This is so beautiful.

Reblogging for the one about Mariana because girl I feel you (and good name choice!)

(via glitteristheherpesofartsupplies)

humansofnewyork:

A bit of context on this next series of photos: Dharamshala, India is where the exiled government of Tibet resides. Led by the Dalai Lama, nearly 100,000 Tibetan refugees live in this northern Indian city, where they seek to maintain their traditions and culture in exile. The long journey from Tibet to India includes a grueling 28 day walk through the Himalayan mountains. Many of the refugees make this trek as children, sent by their parents in hopes of studying their language and religion in freedom. In conclusion, here’s a young Tibetan monk playing with a kitten.
(Dharamshala, India)

humansofnewyork:
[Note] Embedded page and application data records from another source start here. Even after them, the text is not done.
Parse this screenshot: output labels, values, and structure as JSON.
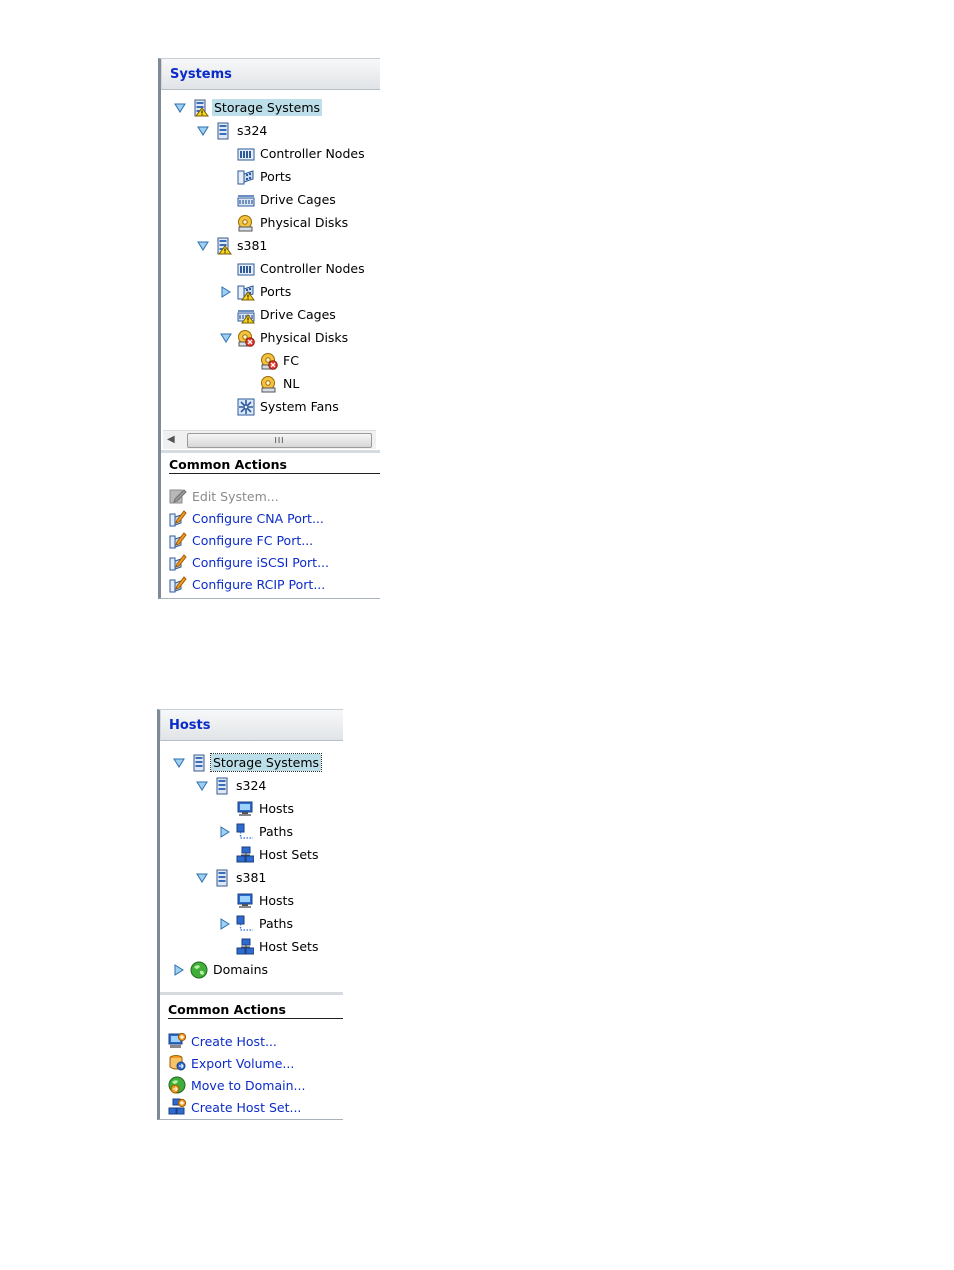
{
  "systems_panel": {
    "title": "Systems",
    "tree": {
      "root": "Storage Systems",
      "s324": {
        "label": "s324",
        "children": [
          "Controller Nodes",
          "Ports",
          "Drive Cages",
          "Physical Disks"
        ]
      },
      "s381": {
        "label": "s381",
        "controller_nodes": "Controller Nodes",
        "ports": "Ports",
        "drive_cages": "Drive Cages",
        "physical_disks": "Physical Disks",
        "disk_types": [
          "FC",
          "NL"
        ],
        "system_fans": "System Fans"
      }
    },
    "scrollbar_grip": "III",
    "common_actions": {
      "title": "Common Actions",
      "items": [
        "Edit System...",
        "Configure CNA Port...",
        "Configure FC Port...",
        "Configure iSCSI Port...",
        "Configure RCIP Port..."
      ]
    }
  },
  "hosts_panel": {
    "title": "Hosts",
    "tree": {
      "root": "Storage Systems",
      "s324": {
        "label": "s324",
        "children": [
          "Hosts",
          "Paths",
          "Host Sets"
        ]
      },
      "s381": {
        "label": "s381",
        "children": [
          "Hosts",
          "Paths",
          "Host Sets"
        ]
      },
      "domains": "Domains"
    },
    "common_actions": {
      "title": "Common Actions",
      "items": [
        "Create Host...",
        "Export Volume...",
        "Move to Domain...",
        "Create Host Set..."
      ]
    }
  },
  "colors": {
    "link": "#0b2bc8",
    "selection": "#bcdfe9",
    "header_gradient_top": "#f7f8f9",
    "header_gradient_bottom": "#e1e4e7"
  }
}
A bit of context on this next series of photos: Dharamshala, India is where the exiled government of Tibet resides. Led by the Dalai Lama, nearly 100,000 Tibetan refugees live in this northern Indian city, where they seek to maintain their traditions and culture in exile. The long journey from Tibet to India includes a grueling 28 day walk through the Himalayan mountains. Many of the refugees make this trek as children, sent by their parents in hopes of studying their language and religion in freedom. In conclusion, here’s a young Tibetan monk playing with a kitten.
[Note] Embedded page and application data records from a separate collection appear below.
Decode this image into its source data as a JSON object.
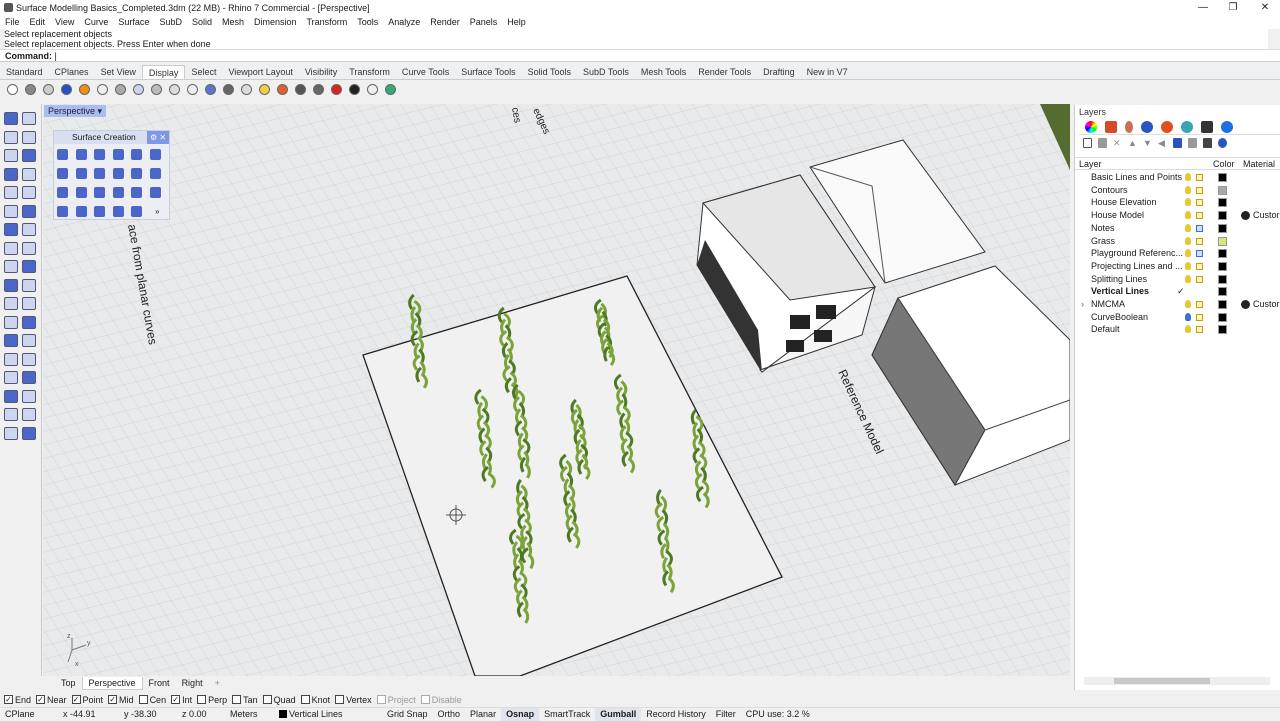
{
  "window": {
    "title": "Surface Modelling Basics_Completed.3dm (22 MB) - Rhino 7 Commercial - [Perspective]",
    "minimize": "—",
    "maximize": "❐",
    "close": "✕"
  },
  "menu": [
    "File",
    "Edit",
    "View",
    "Curve",
    "Surface",
    "SubD",
    "Solid",
    "Mesh",
    "Dimension",
    "Transform",
    "Tools",
    "Analyze",
    "Render",
    "Panels",
    "Help"
  ],
  "command": {
    "history": [
      "Select replacement objects",
      "Select replacement objects. Press Enter when done"
    ],
    "prompt": "Command:",
    "value": ""
  },
  "toolbar_tabs": {
    "items": [
      "Standard",
      "CPlanes",
      "Set View",
      "Display",
      "Select",
      "Viewport Layout",
      "Visibility",
      "Transform",
      "Curve Tools",
      "Surface Tools",
      "Solid Tools",
      "SubD Tools",
      "Mesh Tools",
      "Render Tools",
      "Drafting",
      "New in V7"
    ],
    "active": "Display"
  },
  "display_icons": [
    "wireframe",
    "shaded",
    "rendered-ghost",
    "rendered",
    "material-orange",
    "x-ray",
    "technical",
    "artistic",
    "pen",
    "flat-shade",
    "arctic",
    "set-camera",
    "lens",
    "sphere",
    "light-bulb",
    "section",
    "environment",
    "camera",
    "clear-x",
    "monitor",
    "isolate",
    "cubes"
  ],
  "viewport": {
    "name": "Perspective",
    "dropdown": "▾",
    "annotations": {
      "planar": "ace from planar curves",
      "reference": "Reference Model",
      "top_left": "ces",
      "top_right": "edges"
    },
    "axis": {
      "x": "x",
      "y": "y",
      "z": "z"
    }
  },
  "surface_creation": {
    "title": "Surface Creation",
    "more": "»"
  },
  "viewport_tabs": {
    "items": [
      "Top",
      "Perspective",
      "Front",
      "Right"
    ],
    "active": "Perspective",
    "add": "+"
  },
  "osnaps": [
    {
      "label": "End",
      "checked": true
    },
    {
      "label": "Near",
      "checked": true
    },
    {
      "label": "Point",
      "checked": true
    },
    {
      "label": "Mid",
      "checked": true
    },
    {
      "label": "Cen",
      "checked": false
    },
    {
      "label": "Int",
      "checked": true
    },
    {
      "label": "Perp",
      "checked": false
    },
    {
      "label": "Tan",
      "checked": false
    },
    {
      "label": "Quad",
      "checked": false
    },
    {
      "label": "Knot",
      "checked": false
    },
    {
      "label": "Vertex",
      "checked": false
    },
    {
      "label": "Project",
      "checked": false,
      "disabled": true
    },
    {
      "label": "Disable",
      "checked": false,
      "disabled": true
    }
  ],
  "status": {
    "cplane": "CPlane",
    "x": "x -44.91",
    "y": "y -38.30",
    "z": "z 0.00",
    "units": "Meters",
    "layer": "Vertical Lines",
    "grid_snap": "Grid Snap",
    "ortho": "Ortho",
    "planar": "Planar",
    "osnap": "Osnap",
    "smarttrack": "SmartTrack",
    "gumball": "Gumball",
    "record_history": "Record History",
    "filter": "Filter",
    "cpu": "CPU use: 3.2 %"
  },
  "layers_panel": {
    "title": "Layers",
    "headers": {
      "layer": "Layer",
      "color": "Color",
      "material": "Material"
    },
    "layers": [
      {
        "name": "Basic Lines and Points",
        "color": "#000000",
        "locked": false,
        "material": ""
      },
      {
        "name": "Contours",
        "color": "#a8a8a8",
        "locked": false,
        "material": ""
      },
      {
        "name": "House Elevation",
        "color": "#000000",
        "locked": false,
        "material": ""
      },
      {
        "name": "House Model",
        "color": "#000000",
        "locked": false,
        "material": "Custor"
      },
      {
        "name": "Notes",
        "color": "#000000",
        "locked": true,
        "material": ""
      },
      {
        "name": "Grass",
        "color": "#d4e87a",
        "locked": false,
        "material": ""
      },
      {
        "name": "Playground Referenc...",
        "color": "#000000",
        "locked": true,
        "material": ""
      },
      {
        "name": "Projecting Lines and ...",
        "color": "#000000",
        "locked": false,
        "material": ""
      },
      {
        "name": "Splitting Lines",
        "color": "#000000",
        "locked": false,
        "material": ""
      },
      {
        "name": "Vertical Lines",
        "color": "#000000",
        "current": true,
        "check": "✓",
        "material": ""
      },
      {
        "name": "NMCMA",
        "color": "#000000",
        "locked": false,
        "material": "Custor",
        "expander": "›"
      },
      {
        "name": "CurveBoolean",
        "color": "#000000",
        "locked": false,
        "material": "",
        "off": true
      },
      {
        "name": "Default",
        "color": "#000000",
        "locked": false,
        "material": ""
      }
    ]
  }
}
(Dharamshala, India)

(via buckysam)

ebookfriendly:

The cutest book holder in the world:-)

ebookfriendly:

The cutest book holder in the world:-)

(via magic-in-every-book)

copperandcream:

September Book Photo Challenge Day 11 - Can I Live Here?

copperandcream:

September Book Photo Challenge Day 11 - Can I Live Here?

(via bluestockingbookworm)

jordanwyn:

maryprom15es:

Project Runway 13x08 - The Rainway

Sean Kelly #designersean

He’s like a real life Cinna

This moment made me gasp out loud I am so glad somebody gif’d it.

(Source: vanndamp, via imjustjuliet17)

bookandwords:

Currently Reading: The Shock of the Fall by Nathan Filer
p.s. it’s really good so far, you should read it 

bookandwords:

Currently Reading: The Shock of the Fall by Nathan Filer

p.s. it’s really good so far, you should read it 

(via rawr-foodlover)

just-writer-problems:

that’s it
that’s the book

just-writer-problems:

that’s it

that’s the book

(via 23books)

Emma Watson, UN Women Goodwill Ambassador, takes notes during an event at Parliament in Montevideo, Uruguay, September 17

(Source: emccwatson, via treadontheheights)